BACKGROUND: Identifying drug-target interactions (DTIs) plays a key role in drug development. Traditional wet experiments to identify DTIs are expensive and time consuming. Effective computational methods to predict DTIs are useful to narrow the searching scope of potential drugs and speed up the process of drug discovery. There are a variety of non-negativity matrix factorization based methods to predict DTIs, but the convergence of the algorithms used in the matrix factorization are often overlooked and the results can be further improved.
RESULTS: In order to predict DTIs more accurately and quickly, we propose an alternating direction algorithm to solve graph regularized non-negative matrix factorization with prior knowledge consistency constraint (ADA-GRMFC). Based on known DTIs, drug chemical structures and target sequences, ADA-GRMFC at first constructs a DTI matrix, a drug similarity matrix and a target similarity matrix. Then DTI prediction is modeled as the non-negative factorization of the DTI matrix with graph dual regularization terms and a prior knowledge consistency constraint. The graph dual regularization terms are used to integrate the information from the drug similarity matrix and the target similarity matrix, and the prior knowledge consistency constraint is used to ensure the matrix decomposition result should be consistent with the prior knowledge of known DTIs. Finally, an alternating direction algorithm is used to solve the matrix factorization.

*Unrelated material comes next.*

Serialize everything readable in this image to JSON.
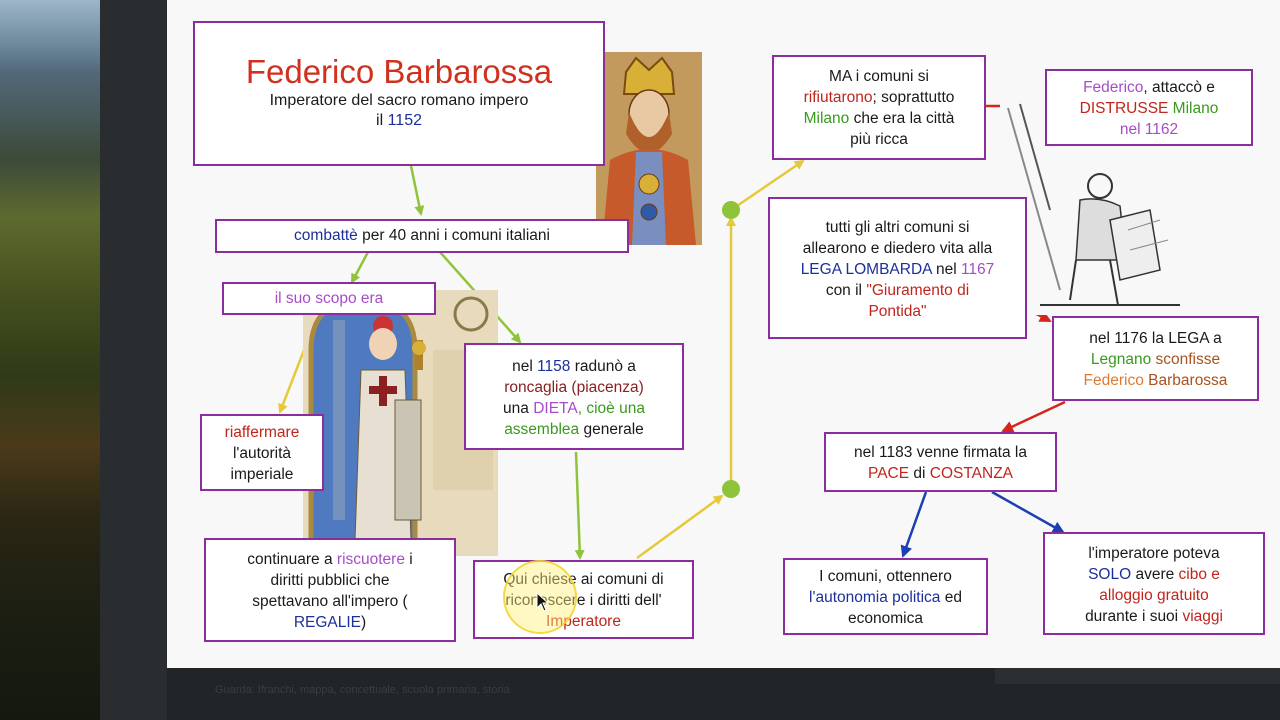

Furthermore, we prove that the algorithm can converge to a stationary point. Extensive experimental results of 10-fold cross-validation show that ADA-GRMFC has better performance than other state-of-the-art methods. In the case study, ADA-GRMFC is also used to predict the targets interacting with the drug olanzapine, and all of the 10 highest-scoring targets have been accurately predicted. In predicting drug interactions with target estrogen receptors alpha, 17 of the 20 highest-scoring drugs have been validated.